We writers have both the fortune and misfortune of having a broad vocabulary to choose words from. It is amazing how high these ordered symbols on the page can elevate our writing. We think of a word, pluck it from our cranial soup, and spill it onto the page. Sometimes, though, these words aren’t quite what we’re looking for. When that happens, we have to be our own investigators in order to use the correct words and avoid being misunderstood. Here are some commonly confused homophones (not to be mixed up with homonyms) you may encounter in your writing. Below, example sentences show each word grouping in a general context.

1. Peaked, peeked, & piqued.

– Her performance peaked at the end of the soccer game.

– He peeked at the test results.

– The magazine article piqued my interest.

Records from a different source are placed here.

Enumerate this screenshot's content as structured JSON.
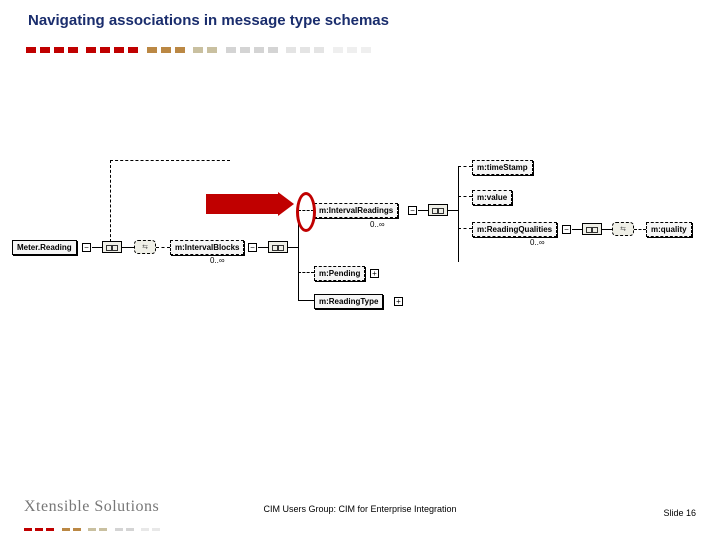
{
  "title": "Navigating associations in message type schemas",
  "company": "Xtensible Solutions",
  "footer": "CIM Users Group: CIM for Enterprise Integration",
  "slide_label": "Slide",
  "slide_number": "16",
  "nodes": {
    "root": "Meter.Reading",
    "intervalBlocks": "m:IntervalBlocks",
    "intervalReadings": "m:IntervalReadings",
    "pending": "m:Pending",
    "readingType": "m:ReadingType",
    "timeStamp": "m:timeStamp",
    "value": "m:value",
    "readingQualities": "m:ReadingQualities",
    "quality": "m:quality"
  },
  "mult": {
    "ib": "0..∞",
    "ir": "0..∞",
    "rq": "0..∞"
  },
  "expand": {
    "minus": "−",
    "plus": "+"
  }
}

2. Lightning & lightening.

– The lightning struck the skyscraper.

– The white paint is lightening the dark blue paint.

3. Lead & led.

– The plumber removed the lead pipe.

– The professor led the group discussion this morning.

4. Weather & whether.

– Today, the weather will  be warmer.

– Whether or not you like Italian food, we’re going to Olive Garden.

5. Soar & sore.

– The birds soar high in the sky.

– He had a sore throat for two days.

If you’d like to take a look at more homophones, check out the following page:

3 Ways Photography Can Assist Your Writing

Happy Friday, writers!

Does it feel like you’ve read all of the books you can read? Like you’ve exhausted all of your music playlists? Pages still bare? You might be tempted to break that pencil in half. But wait — spare that number two Ticonderoga! We’ve got some ways that photography can pull you out of a writing slump. penandpaper

1. Create your own photography catalogue. Maybe you’ve got the right coffee shop in mind for your character’s next meeting. You’ve described everything, down to the old coffee beans stuck in the booth seats. Try creating a Pinterest board of just coffee shops, noting the distinct features of those that you like. You can also do simple Google searches for images to peruse. Save these images and compile them into one place, like a Word document or a folder on your computer. Now, when you need new things to describe, you can just browse your personal inspiration collection.

2. Write a passage using just one photo. Perhaps you’re having trouble envisioning your setting entirely. This would be a good opportunity to search for a photo (say, of a coffee shop) and write only using this photo. As you write, don’t hesitate to take peeks at the photo. Set a time for yourself and don’t stop writing until time is up. In this way, you are using the photograph as a visual prompt. Let your mind wander. Allow the photograph to bring new ideas to your mind and, as always, write them all down.

3. Take photography of your own. If searching for images on your phone or computer doesn’t work, getting out into the real world is an easy way to welcome in your creative spirit. The world is a vivacious and vibrant place. Try capturing that wonder to enrich your own writing.

Still stuck? Check out these recent blog posts: